The need for effective trader surveillance systems is becoming more pressing. So far, the default position for FIs has been to use systems designed primarily to meet the requirements of regulators. While regulations allow for a certain degree of flexibility when addressing trader surveillance, FIs are wary of distinguishing themselves too much from their peers – there is safety in being part of a group of institutions that all manage risk in the same way. As a result, there has been only modest technical advancement in this space.
Yet this picture is changing rapidly. Increasingly, rather than matching their trader surveillance capabilities to those of the bodies that regulate them, or even their peers, FIs are looking to establish their own leading practices. But why? And why now?
The key drivers of change are:
- Regulators’ desire for more ‘semantic’ information around trades. This has been driven largely by the Market Abuse Regulation (MAR). But it is emerging as good market practice, driving a more holistic approach to surveillance that encompasses electronic communications (e-comms) and trade monitoring.
- At the same time, regulators and market drivers are pushing many FIs to expand the remit of their surveillance to cover a broader range of asset classes, such as fixed-income, commodities, and other Over-the-Counter (OTC) products.

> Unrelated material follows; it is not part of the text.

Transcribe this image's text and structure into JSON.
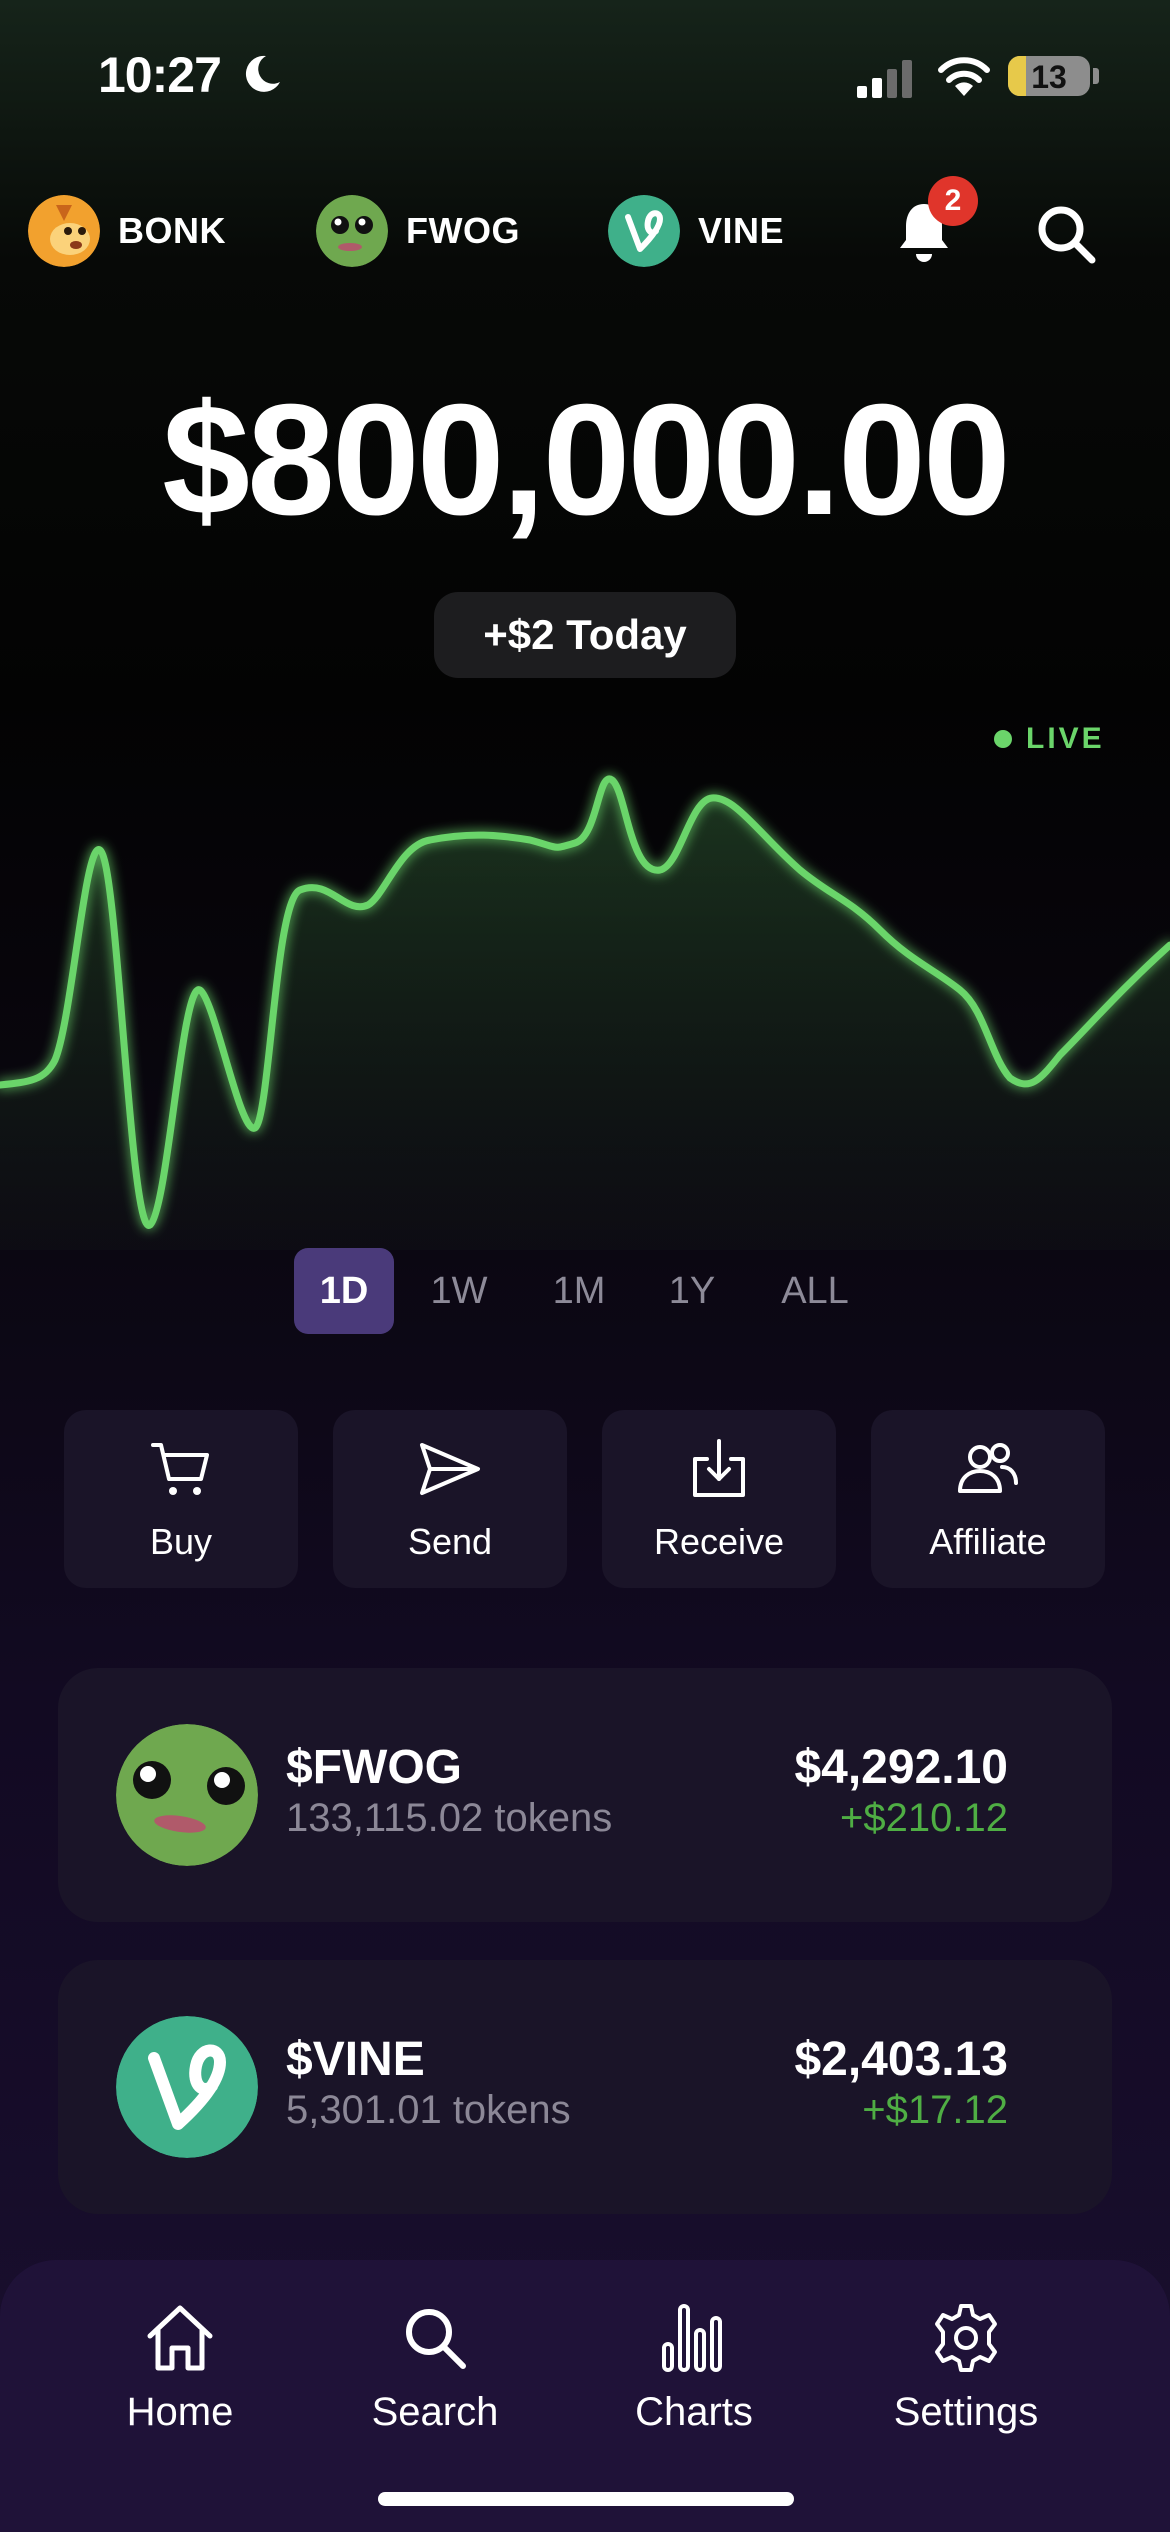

Meanwhile, new trading venues such as Organized Trading Facilities (OTFs) must be catered for. Across these new assets and venues, systems originally designed for more traditional, ‘regulated’ asset classes (such as equities) are struggling under the weight of an increasing number of trades, idiosyncratic reporting requirements, and the sheer volume, variety and velocity of the data involved.
- Trader surveillance systems are also generating thousands of alerts per day, more than FIs’ compliance teams can feasibly monitor. This is pushing up costs, as FIs expand their compliance departments with additional Full-Time Employees (FTEs) to keep pace. Not surprisingly, FIs want to increase the quality of their alerts, and speed up how they process them.

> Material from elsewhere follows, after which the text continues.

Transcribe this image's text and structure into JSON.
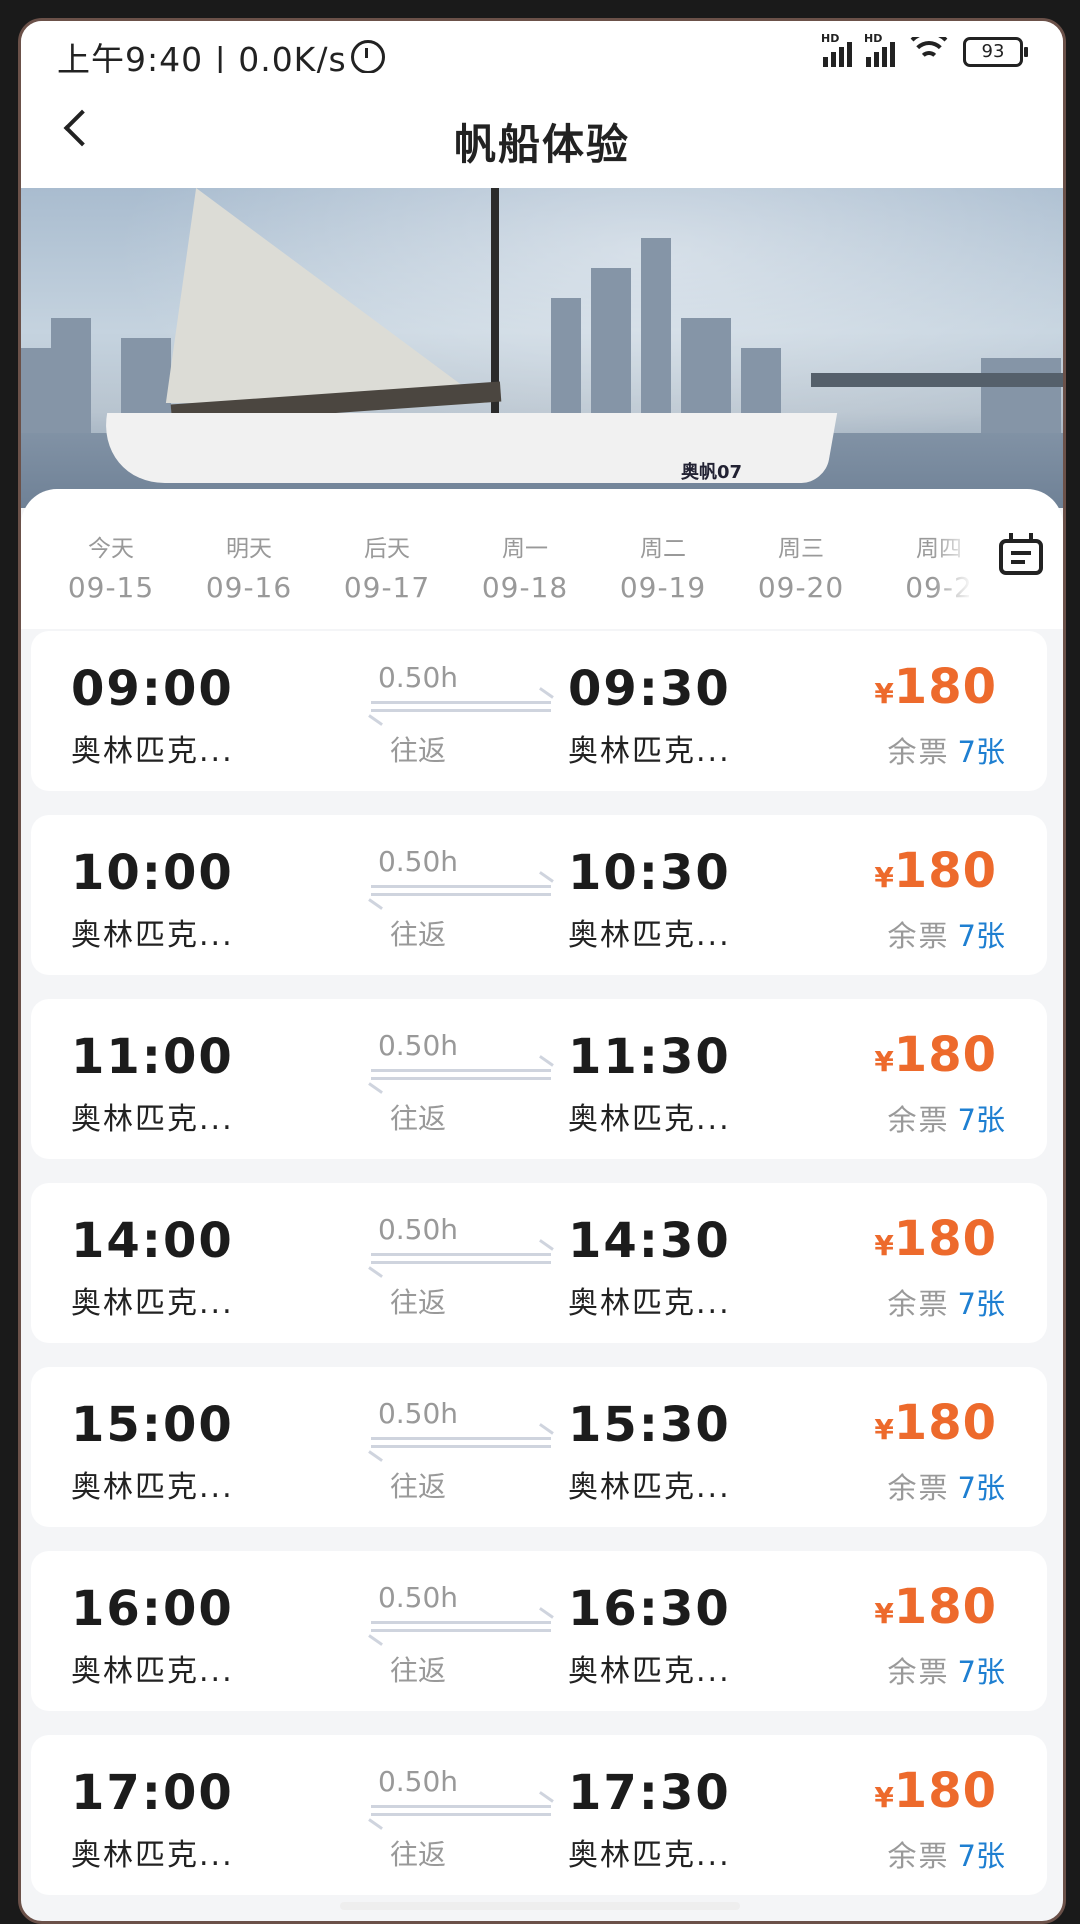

Future of trader surveillance
Most of the increase in spending in the sector is likely to remain tactical, focused on extending existing point solutions – including enhanced analytics and out-of-the-box reporting – or buying new ones. At the same time, there is also likely to be a low volume of very high-value transformational projects. These are likely to be undertaken by organizations in the upper-Tier 2/Tier 1 levels, which are seeking economies of scale.
These solutions will be complex, and the future of trader surveillance – with integrated conduct risk, advanced analytics, extensible databases, and integrated e-comms and trade monitoring – might seem complicated and difficult to implement. Nevertheless, FIs can develop a path toward the future by prioritizing certain elements and identifying specific solutions.
A target trader surveillance architecture should be able to deliver unified trade monitoring and e-comms monitoring data to the first and second lines of defense. This can be developed through phased, modular enhancements, beginning with basic data integrity and control processes. A system covering each of these areas can then provide a centralized data repository to manage additional related data, including conduct risk data, HR data, and P&L data.
As our survey shows, firms struggle to provide effective monitoring of all business lines and requirements, and cultural and governance processes form a vital part of a successful system. The scale and scope of FIs’ requirements are expanding quickly, and the need to refresh their technology has become more pertinent in recent years.
Trader surveillance budgets and expenditure may have expanded, but there is no guarantee that their systems will address systemic deficiencies. FIs should work to the ABCD principles to deliver broader, more effective and more efficient surveillance. Their systems should continue to evolve, covering more areas, detecting more breaches of compliance, and generating better alerts.
Ultimately, by linking all the elements and integrating sources of information to leverage more insight, FIs can break down the barriers between the different types of surveillance. They will know their traders, understand their employees, and recognize how they make their profits. Better monitoring will enable FIs to use highly skilled resources more effectively, by delivering more high-quality alerts to individuals.
Today, trader surveillance is a complex area of an FI’s operations. But by addressing the ABCD of surveillance, and adopting the right balance of people, processes and technology, FIs can emerge from the confusion and bring new insight – and value – to the way they work.